Il n’est pas encore possible de répondre aux questions essentielles, à savoir « l’expédition de colis vers le Royaume-Uni coûtera-t-elle plus cher après le Brexit ? » et « faudra-t-il plus de temps pour livrer les colis ? », mais nous pouvons supposer qu’en cas de « hard Brexit », les tarifs et les délais de livraison pourraient évoluer.
No Deal or Hard Brexit
Britain leaving the EU with no formal agree–ment on the terms of the UK’s withdrawal or new trade relations. The UK will default to WTO rules.
A no-deal scenario is one where the UK leaves the EU and becomes a third country at 11pm GMT on 29 March 2019 without a Withdrawal Agreement and framework for a future relationship in place between the UK and the EU.
Leaving the EU but staying as closely aligned to the EU as possible. It could keep the UK in the single market or the customs union or both. It could involve British compromises on free movement of people, allowing EU citizens rights to settle in the UK with access to public services and benefits.
Three examples of Soft Brexit exist:
Soft Brexit – Norway Model
An arrangement in which the UK would have to allow freedom of movement of people, make a contribution to the EU budget – smaller than it currently makes – and abide by the rulings of the European Court of Justice, in exchange for remaining in the single market.
Soft Brexit – Canada Model
Refers to a free-trade agreement between the EU and Canada which removes lots of barriers to trade between the two, but not as many as the Norway model – which involves signing up to more EU rules, contributing to the EU budget. Very limited Duties and Taxes applicable.

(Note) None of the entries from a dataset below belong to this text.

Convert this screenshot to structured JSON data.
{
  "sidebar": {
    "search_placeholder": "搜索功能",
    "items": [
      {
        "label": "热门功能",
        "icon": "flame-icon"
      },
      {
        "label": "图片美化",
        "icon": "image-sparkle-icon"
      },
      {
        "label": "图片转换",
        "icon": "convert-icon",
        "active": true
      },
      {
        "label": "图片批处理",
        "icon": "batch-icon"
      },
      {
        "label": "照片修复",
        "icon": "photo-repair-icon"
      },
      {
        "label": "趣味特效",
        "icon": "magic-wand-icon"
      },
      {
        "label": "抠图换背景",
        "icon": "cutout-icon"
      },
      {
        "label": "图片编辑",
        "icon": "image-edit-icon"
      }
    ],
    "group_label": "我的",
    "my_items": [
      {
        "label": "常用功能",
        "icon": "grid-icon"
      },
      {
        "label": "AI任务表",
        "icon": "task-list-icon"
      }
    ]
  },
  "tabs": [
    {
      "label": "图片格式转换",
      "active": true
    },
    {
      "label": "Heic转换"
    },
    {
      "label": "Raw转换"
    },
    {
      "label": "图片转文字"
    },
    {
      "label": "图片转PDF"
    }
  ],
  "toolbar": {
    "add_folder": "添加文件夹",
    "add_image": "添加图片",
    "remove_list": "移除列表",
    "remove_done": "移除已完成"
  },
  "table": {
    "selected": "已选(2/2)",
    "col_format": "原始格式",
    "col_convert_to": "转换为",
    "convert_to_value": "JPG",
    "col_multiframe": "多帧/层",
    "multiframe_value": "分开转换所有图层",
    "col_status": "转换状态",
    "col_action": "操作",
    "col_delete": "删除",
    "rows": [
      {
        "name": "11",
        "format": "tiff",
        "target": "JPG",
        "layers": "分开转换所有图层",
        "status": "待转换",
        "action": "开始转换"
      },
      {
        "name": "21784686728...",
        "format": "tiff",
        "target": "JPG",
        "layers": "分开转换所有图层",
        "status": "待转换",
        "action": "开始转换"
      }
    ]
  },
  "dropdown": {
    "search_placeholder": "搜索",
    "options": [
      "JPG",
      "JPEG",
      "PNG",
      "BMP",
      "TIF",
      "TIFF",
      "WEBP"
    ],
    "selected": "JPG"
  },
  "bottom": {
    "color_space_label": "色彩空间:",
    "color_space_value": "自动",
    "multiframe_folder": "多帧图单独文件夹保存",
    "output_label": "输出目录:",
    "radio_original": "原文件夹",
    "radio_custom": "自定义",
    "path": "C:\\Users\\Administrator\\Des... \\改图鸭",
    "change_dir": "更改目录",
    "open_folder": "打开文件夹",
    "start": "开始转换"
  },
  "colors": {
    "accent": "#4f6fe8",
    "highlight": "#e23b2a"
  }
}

Soft Brexit – Customs Partnership (Chequers plan)
This proposal, also known as the hybrid model, would enable trade in goods between the UK and Europe without the need for customs checks. Some say it would help solve the Irish border question too, as the UK would collect the EU’s tariffs on goods coming from other countries on the EU’s behalf. If those goods stayed in the UK and UK tariffs were lower, companies could then claim back the differ–rence. Duties and Taxes with reduced rates applicable on specific goods only.